**Material supplied:**
- Opening Delimiter -
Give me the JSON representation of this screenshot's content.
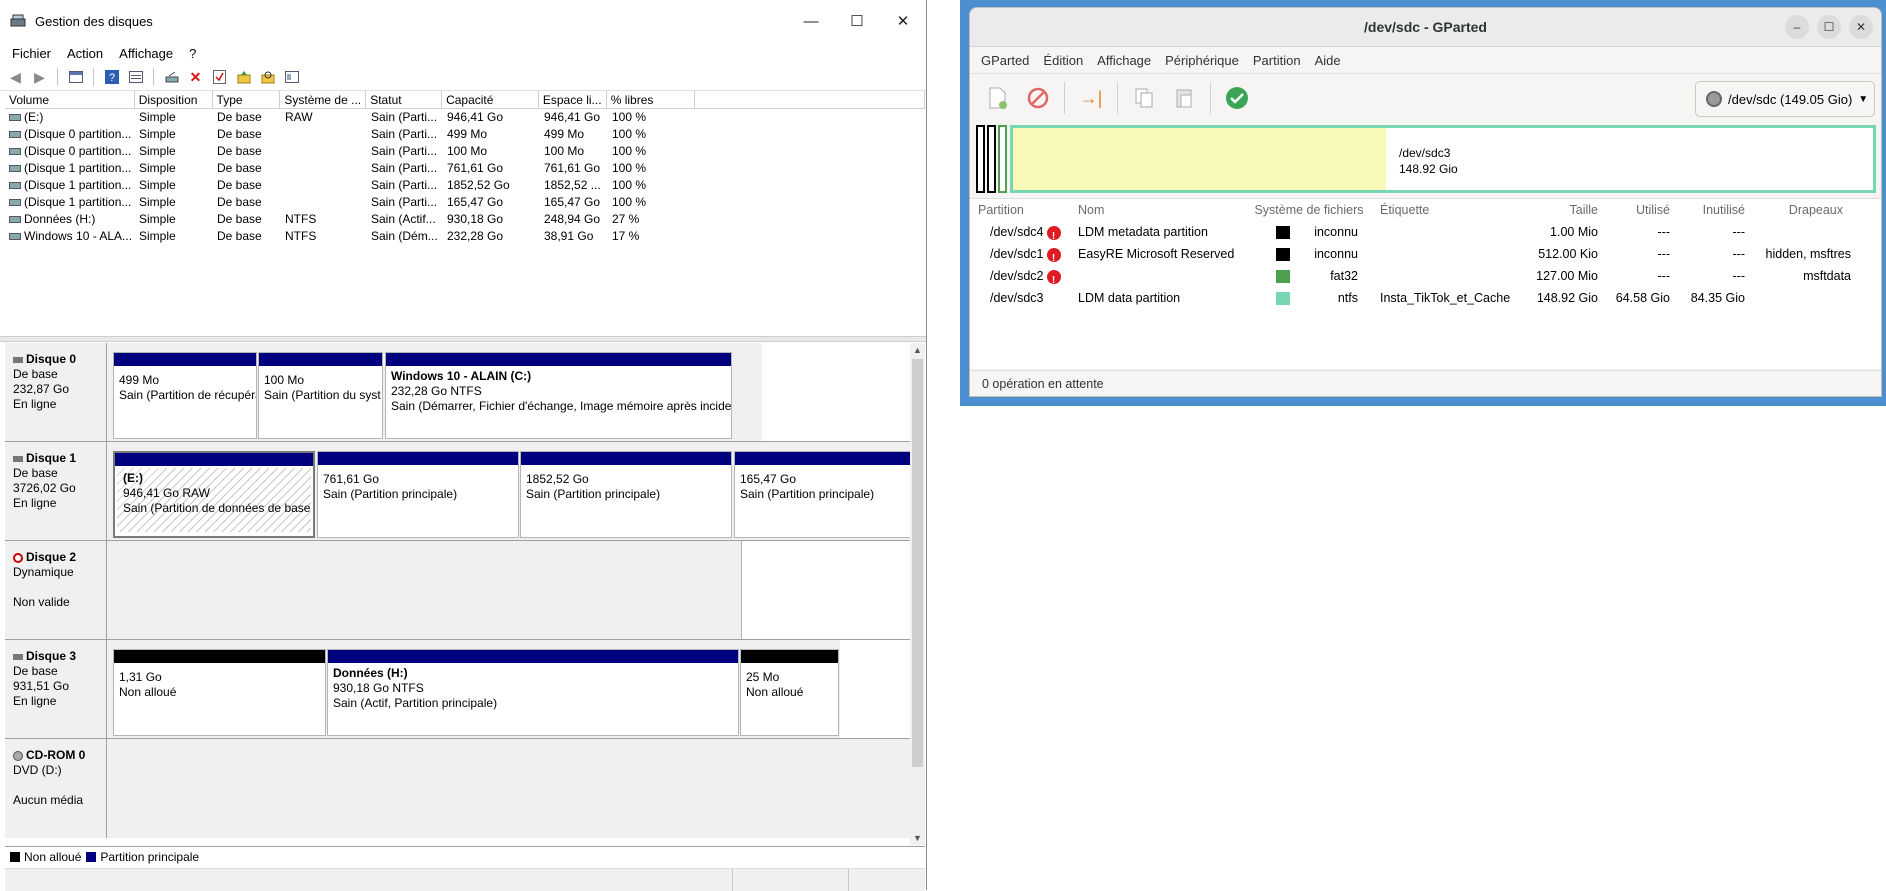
{
  "disk_mgmt": {
    "title": "Gestion des disques",
    "window_controls": {
      "minimize": "—",
      "maximize": "☐",
      "close": "✕"
    },
    "menu": [
      "Fichier",
      "Action",
      "Affichage",
      "?"
    ],
    "columns": [
      "Volume",
      "Disposition",
      "Type",
      "Système de ...",
      "Statut",
      "Capacité",
      "Espace li...",
      "% libres"
    ],
    "volumes": [
      [
        "(E:)",
        "Simple",
        "De base",
        "RAW",
        "Sain (Parti...",
        "946,41 Go",
        "946,41 Go",
        "100 %"
      ],
      [
        "(Disque 0 partition...",
        "Simple",
        "De base",
        "",
        "Sain (Parti...",
        "499 Mo",
        "499 Mo",
        "100 %"
      ],
      [
        "(Disque 0 partition...",
        "Simple",
        "De base",
        "",
        "Sain (Parti...",
        "100 Mo",
        "100 Mo",
        "100 %"
      ],
      [
        "(Disque 1 partition...",
        "Simple",
        "De base",
        "",
        "Sain (Parti...",
        "761,61 Go",
        "761,61 Go",
        "100 %"
      ],
      [
        "(Disque 1 partition...",
        "Simple",
        "De base",
        "",
        "Sain (Parti...",
        "1852,52 Go",
        "1852,52 ...",
        "100 %"
      ],
      [
        "(Disque 1 partition...",
        "Simple",
        "De base",
        "",
        "Sain (Parti...",
        "165,47 Go",
        "165,47 Go",
        "100 %"
      ],
      [
        "Données (H:)",
        "Simple",
        "De base",
        "NTFS",
        "Sain (Actif...",
        "930,18 Go",
        "248,94 Go",
        "27 %"
      ],
      [
        "Windows 10 - ALA...",
        "Simple",
        "De base",
        "NTFS",
        "Sain (Dém...",
        "232,28 Go",
        "38,91 Go",
        "17 %"
      ]
    ],
    "disks": {
      "d0": {
        "name": "Disque 0",
        "l1": "De base",
        "l2": "232,87 Go",
        "l3": "En ligne",
        "p1": {
          "l1": "499 Mo",
          "l2": "Sain (Partition de récupération"
        },
        "p2": {
          "l1": "100 Mo",
          "l2": "Sain (Partition du syst"
        },
        "p3": {
          "t": "Windows 10 - ALAIN  (C:)",
          "l1": "232,28 Go NTFS",
          "l2": "Sain (Démarrer, Fichier d'échange, Image mémoire après incide"
        }
      },
      "d1": {
        "name": "Disque 1",
        "l1": "De base",
        "l2": "3726,02 Go",
        "l3": "En ligne",
        "p1": {
          "t": "(E:)",
          "l1": "946,41 Go RAW",
          "l2": "Sain (Partition de données de base)"
        },
        "p2": {
          "l1": "761,61 Go",
          "l2": "Sain (Partition principale)"
        },
        "p3": {
          "l1": "1852,52 Go",
          "l2": "Sain (Partition principale)"
        },
        "p4": {
          "l1": "165,47 Go",
          "l2": "Sain (Partition principale)"
        }
      },
      "d2": {
        "name": "Disque 2",
        "l1": "Dynamique",
        "l3": "Non valide"
      },
      "d3": {
        "name": "Disque 3",
        "l1": "De base",
        "l2": "931,51 Go",
        "l3": "En ligne",
        "p1": {
          "l1": "1,31 Go",
          "l2": "Non alloué"
        },
        "p2": {
          "t": "Données  (H:)",
          "l1": "930,18 Go NTFS",
          "l2": "Sain (Actif, Partition principale)"
        },
        "p3": {
          "l1": "25 Mo",
          "l2": "Non alloué"
        }
      },
      "cd": {
        "name": "CD-ROM 0",
        "l1": "DVD (D:)",
        "l3": "Aucun média"
      }
    },
    "legend": {
      "unalloc": "Non alloué",
      "primary": "Partition principale"
    },
    "colors": {
      "primary": "#00007f",
      "unallocated": "#000000"
    }
  },
  "gparted": {
    "title": "/dev/sdc - GParted",
    "menu": [
      "GParted",
      "Édition",
      "Affichage",
      "Périphérique",
      "Partition",
      "Aide"
    ],
    "device": "/dev/sdc (149.05 Gio)",
    "graph": {
      "name": "/dev/sdc3",
      "size": "148.92 Gio",
      "used_fraction": 0.434
    },
    "columns": [
      "Partition",
      "Nom",
      "Système de fichiers",
      "Étiquette",
      "Taille",
      "Utilisé",
      "Inutilisé",
      "Drapeaux"
    ],
    "rows": [
      {
        "part": "/dev/sdc4",
        "warn": true,
        "name": "LDM metadata partition",
        "fs": "inconnu",
        "fs_color": "#000000",
        "label": "",
        "size": "1.00 Mio",
        "used": "---",
        "unused": "---",
        "flags": ""
      },
      {
        "part": "/dev/sdc1",
        "warn": true,
        "name": "EasyRE Microsoft Reserved",
        "fs": "inconnu",
        "fs_color": "#000000",
        "label": "",
        "size": "512.00 Kio",
        "used": "---",
        "unused": "---",
        "flags": "hidden, msftres"
      },
      {
        "part": "/dev/sdc2",
        "warn": true,
        "name": "",
        "fs": "fat32",
        "fs_color": "#4ea04e",
        "label": "",
        "size": "127.00 Mio",
        "used": "---",
        "unused": "---",
        "flags": "msftdata"
      },
      {
        "part": "/dev/sdc3",
        "warn": false,
        "name": "LDM data partition",
        "fs": "ntfs",
        "fs_color": "#76d7b2",
        "label": "Insta_TikTok_et_Cache",
        "size": "148.92 Gio",
        "used": "64.58 Gio",
        "unused": "84.35 Gio",
        "flags": ""
      }
    ],
    "status": "0 opération en attente"
  }
}
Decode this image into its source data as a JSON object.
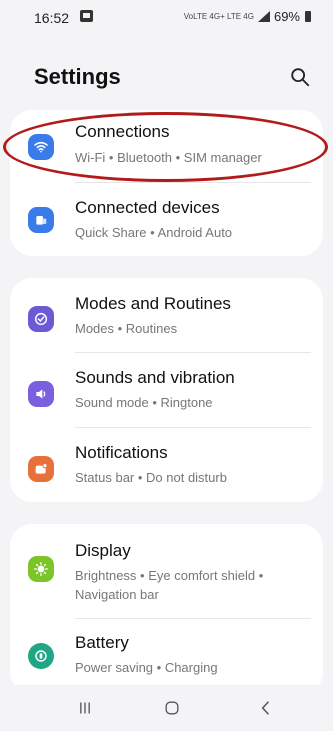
{
  "status_bar": {
    "time": "16:52",
    "signal_text": "VoLTE 4G+ LTE 4G",
    "battery": "69%"
  },
  "header": {
    "title": "Settings"
  },
  "groups": [
    {
      "items": [
        {
          "title": "Connections",
          "subtitle": "Wi-Fi  •  Bluetooth  •  SIM manager",
          "icon": "wifi-icon",
          "color": "#3a7bea"
        },
        {
          "title": "Connected devices",
          "subtitle": "Quick Share  •  Android Auto",
          "icon": "devices-icon",
          "color": "#3a7bea"
        }
      ]
    },
    {
      "items": [
        {
          "title": "Modes and Routines",
          "subtitle": "Modes  •  Routines",
          "icon": "check-circle-icon",
          "color": "#6b5ad6"
        },
        {
          "title": "Sounds and vibration",
          "subtitle": "Sound mode  •  Ringtone",
          "icon": "speaker-icon",
          "color": "#7b5fe0"
        },
        {
          "title": "Notifications",
          "subtitle": "Status bar  •  Do not disturb",
          "icon": "notification-icon",
          "color": "#e8703a"
        }
      ]
    },
    {
      "items": [
        {
          "title": "Display",
          "subtitle_line1": "Brightness  •  Eye comfort shield  •",
          "subtitle_line2": "Navigation bar",
          "icon": "sun-icon",
          "color": "#7cc42a"
        },
        {
          "title": "Battery",
          "subtitle": "Power saving  •  Charging",
          "icon": "battery-icon",
          "color": "#20a585"
        }
      ]
    }
  ]
}
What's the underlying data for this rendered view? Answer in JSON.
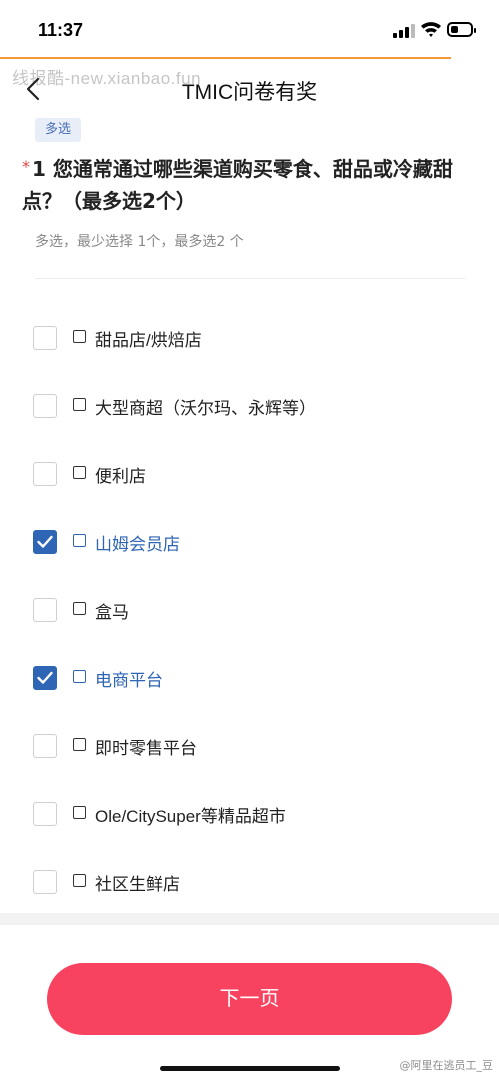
{
  "status_bar": {
    "time": "11:37",
    "signal_icon": "cellular-signal-icon",
    "wifi_icon": "wifi-icon",
    "battery_icon": "battery-low-icon"
  },
  "nav": {
    "title": "TMIC问卷有奖",
    "back_icon": "chevron-left-icon",
    "watermark": "线报酷-new.xianbao.fun"
  },
  "question": {
    "type_tag": "多选",
    "required_mark": "*",
    "title": "1 您通常通过哪些渠道购买零食、甜品或冷藏甜点？（最多选2个）",
    "hint": "多选，最少选择 1个，最多选2 个"
  },
  "options": [
    {
      "label": "甜品店/烘焙店",
      "checked": false
    },
    {
      "label": "大型商超（沃尔玛、永辉等）",
      "checked": false
    },
    {
      "label": "便利店",
      "checked": false
    },
    {
      "label": "山姆会员店",
      "checked": true
    },
    {
      "label": "盒马",
      "checked": false
    },
    {
      "label": "电商平台",
      "checked": true
    },
    {
      "label": "即时零售平台",
      "checked": false
    },
    {
      "label": "Ole/CitySuper等精品超市",
      "checked": false
    },
    {
      "label": "社区生鲜店",
      "checked": false
    }
  ],
  "footer": {
    "next_label": "下一页",
    "credit": "@阿里在逃员工_豆"
  },
  "colors": {
    "accent": "#2f65b5",
    "button": "#f7435f",
    "progress": "#f39a37",
    "required": "#e54545"
  }
}
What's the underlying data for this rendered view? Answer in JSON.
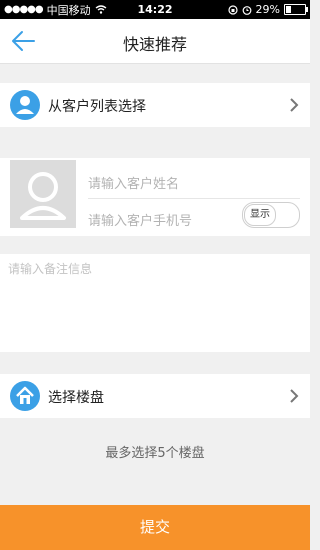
{
  "status_bar": {
    "carrier": "中国移动",
    "time": "14:22",
    "battery": "29%",
    "battery_level": 0.29
  },
  "header": {
    "title": "快速推荐"
  },
  "select_from_list": {
    "label": "从客户列表选择"
  },
  "customer": {
    "name_placeholder": "请输入客户姓名",
    "phone_placeholder": "请输入客户手机号",
    "show_toggle_label": "显示"
  },
  "remark": {
    "placeholder": "请输入备注信息"
  },
  "property": {
    "label": "选择楼盘",
    "hint": "最多选择5个楼盘"
  },
  "submit_label": "提交",
  "colors": {
    "accent": "#3ba0e6",
    "submit": "#f7922a"
  }
}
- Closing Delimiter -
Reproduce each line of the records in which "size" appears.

      "size": "148.92 Gio",
        "size": "1.00 Mio",
        "size": "512.00 Kio",
        "size": "127.00 Mio",
        "size": "148.92 Gio",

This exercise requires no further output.